So this was the genesis of Oblivion Road. I always kept their saga in the back of my mind over the years, but I wasn't sure if it was enough of an idea to support a whole novel. Then one day, I was thinking about it, and realized, Hey, how could I make things even worse for them? And I came up with the idea that while they were stranded, someone would stumble out of the snow, and that the person would be an escaped convict. From there, the novel just took on a life of its own.

Anyway, while I'm on the cheerful subject of skiing horror stories, there was one scene from real life I wanted to work into the book, but couldn't. Another friend of mine from college was in Vermont once, skiing a double diamond, when he slipped and fell going fast on an icy patch. Through some bizarre feat of physical contortion, his ski actually snapped off, and the metal tip punctured his skin—and the ski went all the way through his leg! He had to get taken down the mountain on one of those emergency sleds, and it was about six months before he could walk again. Ah, wintertime! So if anyone's got any juicy skiing horror stories, please feel free to share... (or maybe not...)



Stephanie Kuehnert said...

EEK! I've actually never skied because back when I was in grade school, my gymnastics coach told us all of these gruesome stories about broken limbs to keep us from going skiing and injuring ourselves so we couldn’t compete.
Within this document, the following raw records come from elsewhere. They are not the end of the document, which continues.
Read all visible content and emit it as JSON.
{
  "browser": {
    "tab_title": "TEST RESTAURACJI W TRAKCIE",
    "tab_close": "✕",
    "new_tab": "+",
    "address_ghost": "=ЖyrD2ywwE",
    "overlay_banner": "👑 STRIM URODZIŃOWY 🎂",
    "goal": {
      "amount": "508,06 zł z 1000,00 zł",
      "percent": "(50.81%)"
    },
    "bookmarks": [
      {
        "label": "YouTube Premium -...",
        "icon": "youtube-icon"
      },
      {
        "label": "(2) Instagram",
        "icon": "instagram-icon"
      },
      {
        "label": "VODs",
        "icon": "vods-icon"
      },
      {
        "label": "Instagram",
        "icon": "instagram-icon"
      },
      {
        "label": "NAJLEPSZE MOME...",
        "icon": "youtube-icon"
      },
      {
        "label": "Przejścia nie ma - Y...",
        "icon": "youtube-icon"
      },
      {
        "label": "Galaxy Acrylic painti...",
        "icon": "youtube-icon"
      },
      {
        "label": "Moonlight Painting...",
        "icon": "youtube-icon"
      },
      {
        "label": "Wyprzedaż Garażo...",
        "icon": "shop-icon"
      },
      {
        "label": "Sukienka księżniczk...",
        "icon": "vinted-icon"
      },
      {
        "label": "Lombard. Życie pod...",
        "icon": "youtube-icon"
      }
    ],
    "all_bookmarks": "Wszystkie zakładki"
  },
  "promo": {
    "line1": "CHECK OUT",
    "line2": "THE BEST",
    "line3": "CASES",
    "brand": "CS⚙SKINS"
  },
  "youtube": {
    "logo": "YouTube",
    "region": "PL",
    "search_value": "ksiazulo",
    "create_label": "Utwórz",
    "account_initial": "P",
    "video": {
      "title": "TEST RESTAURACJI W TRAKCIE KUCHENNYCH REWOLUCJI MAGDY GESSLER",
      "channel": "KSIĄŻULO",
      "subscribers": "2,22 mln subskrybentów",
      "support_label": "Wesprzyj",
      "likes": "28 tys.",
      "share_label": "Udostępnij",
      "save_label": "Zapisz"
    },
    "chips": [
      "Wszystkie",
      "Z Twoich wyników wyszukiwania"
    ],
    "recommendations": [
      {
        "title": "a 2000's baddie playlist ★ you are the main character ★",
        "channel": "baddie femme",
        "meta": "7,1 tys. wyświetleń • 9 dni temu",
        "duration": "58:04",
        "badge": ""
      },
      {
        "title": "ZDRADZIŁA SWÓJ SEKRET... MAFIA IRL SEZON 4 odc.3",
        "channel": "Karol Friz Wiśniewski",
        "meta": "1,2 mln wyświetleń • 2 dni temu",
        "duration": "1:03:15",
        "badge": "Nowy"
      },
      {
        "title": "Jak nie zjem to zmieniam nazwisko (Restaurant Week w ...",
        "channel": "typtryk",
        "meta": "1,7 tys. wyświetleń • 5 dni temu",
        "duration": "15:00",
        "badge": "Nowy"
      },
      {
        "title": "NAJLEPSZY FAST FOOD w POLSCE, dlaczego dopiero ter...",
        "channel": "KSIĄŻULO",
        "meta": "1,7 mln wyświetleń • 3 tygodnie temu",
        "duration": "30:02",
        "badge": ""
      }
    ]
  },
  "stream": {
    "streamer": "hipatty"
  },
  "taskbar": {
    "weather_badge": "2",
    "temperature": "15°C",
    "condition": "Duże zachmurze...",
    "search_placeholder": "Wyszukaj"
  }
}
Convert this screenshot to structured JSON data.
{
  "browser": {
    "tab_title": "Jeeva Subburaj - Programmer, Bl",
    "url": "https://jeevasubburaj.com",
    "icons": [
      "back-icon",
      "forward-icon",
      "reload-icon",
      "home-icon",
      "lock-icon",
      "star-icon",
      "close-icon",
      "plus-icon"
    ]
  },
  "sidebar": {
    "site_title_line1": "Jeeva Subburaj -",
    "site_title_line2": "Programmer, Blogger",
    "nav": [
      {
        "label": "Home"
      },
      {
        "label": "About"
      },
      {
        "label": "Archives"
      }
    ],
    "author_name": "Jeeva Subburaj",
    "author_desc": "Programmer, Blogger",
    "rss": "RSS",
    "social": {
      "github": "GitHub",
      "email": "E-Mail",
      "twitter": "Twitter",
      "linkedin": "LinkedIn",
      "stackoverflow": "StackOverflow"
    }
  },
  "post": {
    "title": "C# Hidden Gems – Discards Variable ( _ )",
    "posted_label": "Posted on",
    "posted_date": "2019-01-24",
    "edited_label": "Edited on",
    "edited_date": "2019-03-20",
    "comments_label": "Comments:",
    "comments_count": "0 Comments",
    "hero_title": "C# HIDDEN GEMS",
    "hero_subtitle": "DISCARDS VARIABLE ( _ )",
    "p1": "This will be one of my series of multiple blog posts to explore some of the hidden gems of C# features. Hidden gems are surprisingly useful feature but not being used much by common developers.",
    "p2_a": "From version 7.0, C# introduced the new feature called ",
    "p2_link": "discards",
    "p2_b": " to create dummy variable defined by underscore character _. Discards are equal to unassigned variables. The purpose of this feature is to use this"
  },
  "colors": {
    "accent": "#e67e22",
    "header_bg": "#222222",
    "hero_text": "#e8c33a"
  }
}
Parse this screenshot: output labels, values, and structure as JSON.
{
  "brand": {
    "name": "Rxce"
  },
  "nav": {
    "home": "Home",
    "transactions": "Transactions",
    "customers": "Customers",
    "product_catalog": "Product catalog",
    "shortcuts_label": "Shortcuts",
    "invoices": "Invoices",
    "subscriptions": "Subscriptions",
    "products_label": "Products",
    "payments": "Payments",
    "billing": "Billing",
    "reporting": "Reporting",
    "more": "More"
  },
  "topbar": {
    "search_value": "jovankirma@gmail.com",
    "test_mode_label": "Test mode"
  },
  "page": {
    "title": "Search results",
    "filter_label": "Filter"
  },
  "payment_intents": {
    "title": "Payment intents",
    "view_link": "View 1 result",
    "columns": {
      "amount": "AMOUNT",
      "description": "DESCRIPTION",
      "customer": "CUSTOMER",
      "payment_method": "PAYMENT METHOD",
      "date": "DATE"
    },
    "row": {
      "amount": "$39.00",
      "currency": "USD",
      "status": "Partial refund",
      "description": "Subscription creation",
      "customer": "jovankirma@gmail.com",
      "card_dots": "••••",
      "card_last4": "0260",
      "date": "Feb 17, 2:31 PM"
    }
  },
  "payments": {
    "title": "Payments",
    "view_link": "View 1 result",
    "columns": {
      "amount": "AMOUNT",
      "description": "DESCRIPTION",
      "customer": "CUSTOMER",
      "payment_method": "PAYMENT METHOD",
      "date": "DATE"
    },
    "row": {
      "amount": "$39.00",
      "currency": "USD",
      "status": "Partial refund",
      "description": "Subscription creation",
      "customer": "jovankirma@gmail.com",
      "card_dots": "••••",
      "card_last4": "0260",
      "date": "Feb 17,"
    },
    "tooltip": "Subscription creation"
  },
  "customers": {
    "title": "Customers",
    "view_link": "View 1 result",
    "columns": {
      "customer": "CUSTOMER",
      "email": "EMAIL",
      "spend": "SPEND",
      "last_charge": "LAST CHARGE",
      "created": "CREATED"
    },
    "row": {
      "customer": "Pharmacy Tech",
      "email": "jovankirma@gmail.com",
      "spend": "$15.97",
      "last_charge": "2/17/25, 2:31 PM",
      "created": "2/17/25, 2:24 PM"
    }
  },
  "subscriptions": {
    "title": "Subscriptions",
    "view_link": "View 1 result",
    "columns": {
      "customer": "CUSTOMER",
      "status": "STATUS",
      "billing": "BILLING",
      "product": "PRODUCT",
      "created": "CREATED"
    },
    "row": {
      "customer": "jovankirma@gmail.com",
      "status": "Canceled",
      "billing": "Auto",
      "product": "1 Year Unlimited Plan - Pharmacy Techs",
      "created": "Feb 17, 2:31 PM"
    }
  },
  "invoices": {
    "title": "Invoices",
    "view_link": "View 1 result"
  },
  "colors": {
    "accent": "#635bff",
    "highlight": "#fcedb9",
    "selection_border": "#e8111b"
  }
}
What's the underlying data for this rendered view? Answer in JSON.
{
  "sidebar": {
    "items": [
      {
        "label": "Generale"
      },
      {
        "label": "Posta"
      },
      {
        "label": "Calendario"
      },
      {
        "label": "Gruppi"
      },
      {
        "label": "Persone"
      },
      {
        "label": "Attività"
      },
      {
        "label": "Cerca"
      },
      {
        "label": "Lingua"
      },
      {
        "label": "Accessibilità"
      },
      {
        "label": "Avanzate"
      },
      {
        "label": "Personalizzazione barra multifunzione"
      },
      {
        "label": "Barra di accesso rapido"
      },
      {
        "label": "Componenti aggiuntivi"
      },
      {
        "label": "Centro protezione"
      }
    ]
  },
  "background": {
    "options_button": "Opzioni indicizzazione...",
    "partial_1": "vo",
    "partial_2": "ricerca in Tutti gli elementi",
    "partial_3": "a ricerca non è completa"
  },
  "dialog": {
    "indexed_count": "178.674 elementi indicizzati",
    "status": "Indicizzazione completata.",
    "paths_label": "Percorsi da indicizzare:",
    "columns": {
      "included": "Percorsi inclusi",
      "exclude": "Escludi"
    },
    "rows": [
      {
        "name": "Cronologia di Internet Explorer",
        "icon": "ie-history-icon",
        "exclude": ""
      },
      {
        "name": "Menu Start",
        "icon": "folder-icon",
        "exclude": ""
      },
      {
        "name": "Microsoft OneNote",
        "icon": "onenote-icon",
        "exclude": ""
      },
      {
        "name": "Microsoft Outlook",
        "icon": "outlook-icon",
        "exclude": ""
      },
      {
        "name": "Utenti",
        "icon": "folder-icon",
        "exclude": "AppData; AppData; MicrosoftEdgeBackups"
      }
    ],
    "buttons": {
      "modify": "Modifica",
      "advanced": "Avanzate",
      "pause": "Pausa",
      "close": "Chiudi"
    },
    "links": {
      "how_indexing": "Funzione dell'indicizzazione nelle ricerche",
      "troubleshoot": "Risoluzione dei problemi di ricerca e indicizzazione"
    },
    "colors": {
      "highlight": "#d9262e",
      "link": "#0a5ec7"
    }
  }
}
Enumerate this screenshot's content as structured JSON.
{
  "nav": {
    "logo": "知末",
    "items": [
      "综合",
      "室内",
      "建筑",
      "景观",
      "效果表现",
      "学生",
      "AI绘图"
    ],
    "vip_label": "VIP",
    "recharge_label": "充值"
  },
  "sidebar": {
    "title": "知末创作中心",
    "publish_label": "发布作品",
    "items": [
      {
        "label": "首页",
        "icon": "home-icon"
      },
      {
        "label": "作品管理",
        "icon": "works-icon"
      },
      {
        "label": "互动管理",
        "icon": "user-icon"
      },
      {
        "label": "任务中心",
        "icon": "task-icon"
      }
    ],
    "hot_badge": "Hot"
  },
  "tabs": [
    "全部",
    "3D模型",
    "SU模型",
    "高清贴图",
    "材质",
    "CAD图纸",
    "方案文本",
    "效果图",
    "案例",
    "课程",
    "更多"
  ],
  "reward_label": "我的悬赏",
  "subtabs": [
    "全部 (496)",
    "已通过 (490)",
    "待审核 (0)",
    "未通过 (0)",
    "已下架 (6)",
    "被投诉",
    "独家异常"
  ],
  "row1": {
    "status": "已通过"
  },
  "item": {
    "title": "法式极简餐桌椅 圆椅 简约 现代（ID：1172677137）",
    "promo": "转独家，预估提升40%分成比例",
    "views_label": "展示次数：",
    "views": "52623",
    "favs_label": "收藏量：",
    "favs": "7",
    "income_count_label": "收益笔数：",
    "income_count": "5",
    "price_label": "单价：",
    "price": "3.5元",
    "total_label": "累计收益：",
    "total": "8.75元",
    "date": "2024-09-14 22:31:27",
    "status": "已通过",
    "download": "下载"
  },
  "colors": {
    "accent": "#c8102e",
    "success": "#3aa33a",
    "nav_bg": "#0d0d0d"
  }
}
She effectively traumatized me and I can only imagine how she would tell your friend’s story or use your book to scare gymnasts away from winter sports!

Kelly Parra said...

Yikes, you won't find me on the slopes! haha.

Great back story, Alex!

Jenny said...

I broke my leg skiing when I was in first grade, all by myself on the slopes (back in the days when parents didn't put helmets on their kids and just let them loose on the trails to fend for themselves, or maybe that's just my parents). Went down the mountain on one of those sled things, they had to search the mountain for my parents, and my mom and dad didn't think I'd actually broken my leg so they made me walk on it for one full day before taking me to the hospital for an x-ray. I bring it up to them all the time, needless to say. I still have the "Broken Bone Club" pin the ski patrol guys gave me.

Anonymous said...

I'm dying for winter break to arrive so I can finally have some fun! Skiing is definitely on my list ... and maybe I should pack Oblivion Road in my suitcase for the nighttime! :)

Brooke Taylor said...

The book sounds great Alex--I loved Bad Girls. Can't wait to read this one, as I used to live in the ski country.

I worked closely with Ski Patrol and there are lots of places ski equipment goes where it shouldn't--those poles are particularly nasty.

We--and by we I don't mean me, because I would never joke about tragedy *cough**cough*--used to keep count (score) of deaths each season like Trees 3 Gapers 0. (Gapers were tourists)

taltebrando said...

Alex. So glad to see you here and the book sounds awesome. Here's my horror story! The first time I went skiing-- I was maybe eight or nine?--my family misread the trail map and instead of starting out on Bunny Hill we ended up on Tiger's Run. You can imagine the difference. I ended up mostly sliding down the mountain on my back. :( --tara